| WORK TASK |
Where the data below shows a picture, leave that picture out and copy the rest exactly.

| DATA FOR THE TASK |

========

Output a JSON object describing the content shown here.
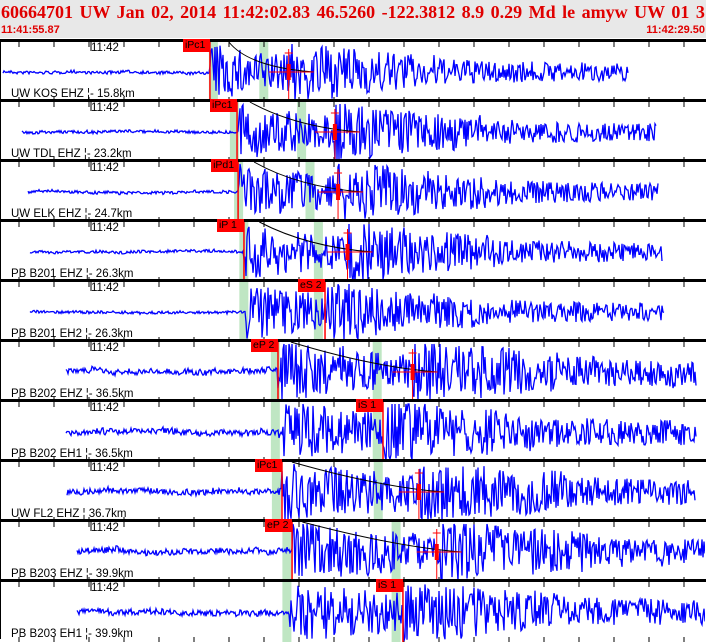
{
  "header": {
    "title": "60664701 UW Jan 02, 2014 11:42:02.83    46.5260 -122.3812  8.9 0.29 Md le amyw UW 01    3",
    "start_time": "11:41:55.87",
    "end_time": "11:42:29.50"
  },
  "colors": {
    "trace": "#0000ff",
    "pick": "#ff0000",
    "window": "#bfe6c3",
    "header_bg": "#e8e8e8",
    "title": "#e00000"
  },
  "traces": [
    {
      "label": "UW KOS EHZ ¦- 15.8km",
      "time_label": "11:42",
      "pick": "iPc1",
      "pick_s": 9.95,
      "s_s": 13.7,
      "windows_s": [
        9.9,
        12.3
      ],
      "span_s": [
        0.1,
        29.9
      ],
      "z": true
    },
    {
      "label": "UW TDL EHZ ¦- 23.2km",
      "time_label": "11:42",
      "pick": "iPc1",
      "pick_s": 11.24,
      "s_s": 15.9,
      "windows_s": [
        10.9,
        14.1
      ],
      "span_s": [
        1.0,
        31.2
      ],
      "z": true
    },
    {
      "label": "UW ELK EHZ ¦- 24.7km",
      "time_label": "11:42",
      "pick": "iPd1",
      "pick_s": 11.29,
      "s_s": 16.05,
      "windows_s": [
        11.1,
        14.5
      ],
      "span_s": [
        1.3,
        31.3
      ],
      "z": true
    },
    {
      "label": "PB B201 EHZ ¦- 26.3km",
      "time_label": "11:42",
      "pick": "iP 1",
      "pick_s": 11.57,
      "s_s": 16.5,
      "windows_s": [
        11.35,
        14.9
      ],
      "span_s": [
        1.4,
        31.5
      ],
      "z": true
    },
    {
      "label": "PB B201 EH2 ¦- 26.3km",
      "time_label": "11:42",
      "pick": "eS 2",
      "pick_s": 15.43,
      "s_s": null,
      "windows_s": [
        11.35,
        14.9
      ],
      "span_s": [
        1.4,
        31.6
      ],
      "z": false
    },
    {
      "label": "PB B202 EHZ ¦- 36.5km",
      "time_label": "11:42",
      "pick": "eP 2",
      "pick_s": 13.19,
      "s_s": 19.6,
      "windows_s": [
        12.85,
        17.7
      ],
      "span_s": [
        3.1,
        33.1
      ],
      "z": true
    },
    {
      "label": "PB B202 EH1 ¦- 36.5km",
      "time_label": "11:42",
      "pick": "iS 1",
      "pick_s": 18.19,
      "s_s": null,
      "windows_s": [
        12.85,
        17.7
      ],
      "span_s": [
        3.1,
        33.1
      ],
      "z": false
    },
    {
      "label": "UW FL2 EHZ ¦ 36.7km",
      "time_label": "11:42",
      "pick": "iPc1",
      "pick_s": 13.38,
      "s_s": 19.9,
      "windows_s": [
        12.9,
        17.75
      ],
      "span_s": [
        3.15,
        33.1
      ],
      "z": true
    },
    {
      "label": "PB B203 EHZ ¦- 39.9km",
      "time_label": "11:42",
      "pick": "eP 2",
      "pick_s": 13.86,
      "s_s": 20.75,
      "windows_s": [
        13.4,
        18.6
      ],
      "span_s": [
        3.6,
        33.6
      ],
      "z": true
    },
    {
      "label": "PB B203 EH1 ¦- 39.9km",
      "time_label": "11:42",
      "pick": "iS 1",
      "pick_s": 19.14,
      "s_s": null,
      "windows_s": [
        13.4,
        18.6
      ],
      "span_s": [
        3.6,
        33.6
      ],
      "z": false
    }
  ]
}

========

| THE ANSWER |
Output a JSON object describing the content shown here.
{
  "header": {
    "title": "60664701 UW Jan 02, 2014 11:42:02.83    46.5260 -122.3812  8.9 0.29 Md le amyw UW 01    3",
    "start_time": "11:41:55.87",
    "end_time": "11:42:29.50"
  },
  "colors": {
    "trace": "#0000ff",
    "pick": "#ff0000",
    "window": "#bfe6c3",
    "header_bg": "#e8e8e8",
    "title": "#e00000"
  },
  "traces": [
    {
      "label": "UW KOS EHZ ¦- 15.8km",
      "time_label": "11:42",
      "pick": "iPc1",
      "pick_s": 9.95,
      "s_s": 13.7,
      "windows_s": [
        9.9,
        12.3
      ],
      "span_s": [
        0.1,
        29.9
      ],
      "z": true
    },
    {
      "label": "UW TDL EHZ ¦- 23.2km",
      "time_label": "11:42",
      "pick": "iPc1",
      "pick_s": 11.24,
      "s_s": 15.9,
      "windows_s": [
        10.9,
        14.1
      ],
      "span_s": [
        1.0,
        31.2
      ],
      "z": true
    },
    {
      "label": "UW ELK EHZ ¦- 24.7km",
      "time_label": "11:42",
      "pick": "iPd1",
      "pick_s": 11.29,
      "s_s": 16.05,
      "windows_s": [
        11.1,
        14.5
      ],
      "span_s": [
        1.3,
        31.3
      ],
      "z": true
    },
    {
      "label": "PB B201 EHZ ¦- 26.3km",
      "time_label": "11:42",
      "pick": "iP 1",
      "pick_s": 11.57,
      "s_s": 16.5,
      "windows_s": [
        11.35,
        14.9
      ],
      "span_s": [
        1.4,
        31.5
      ],
      "z": true
    },
    {
      "label": "PB B201 EH2 ¦- 26.3km",
      "time_label": "11:42",
      "pick": "eS 2",
      "pick_s": 15.43,
      "s_s": null,
      "windows_s": [
        11.35,
        14.9
      ],
      "span_s": [
        1.4,
        31.6
      ],
      "z": false
    },
    {
      "label": "PB B202 EHZ ¦- 36.5km",
      "time_label": "11:42",
      "pick": "eP 2",
      "pick_s": 13.19,
      "s_s": 19.6,
      "windows_s": [
        12.85,
        17.7
      ],
      "span_s": [
        3.1,
        33.1
      ],
      "z": true
    },
    {
      "label": "PB B202 EH1 ¦- 36.5km",
      "time_label": "11:42",
      "pick": "iS 1",
      "pick_s": 18.19,
      "s_s": null,
      "windows_s": [
        12.85,
        17.7
      ],
      "span_s": [
        3.1,
        33.1
      ],
      "z": false
    },
    {
      "label": "UW FL2 EHZ ¦ 36.7km",
      "time_label": "11:42",
      "pick": "iPc1",
      "pick_s": 13.38,
      "s_s": 19.9,
      "windows_s": [
        12.9,
        17.75
      ],
      "span_s": [
        3.15,
        33.1
      ],
      "z": true
    },
    {
      "label": "PB B203 EHZ ¦- 39.9km",
      "time_label": "11:42",
      "pick": "eP 2",
      "pick_s": 13.86,
      "s_s": 20.75,
      "windows_s": [
        13.4,
        18.6
      ],
      "span_s": [
        3.6,
        33.6
      ],
      "z": true
    },
    {
      "label": "PB B203 EH1 ¦- 39.9km",
      "time_label": "11:42",
      "pick": "iS 1",
      "pick_s": 19.14,
      "s_s": null,
      "windows_s": [
        13.4,
        18.6
      ],
      "span_s": [
        3.6,
        33.6
      ],
      "z": false
    }
  ]
}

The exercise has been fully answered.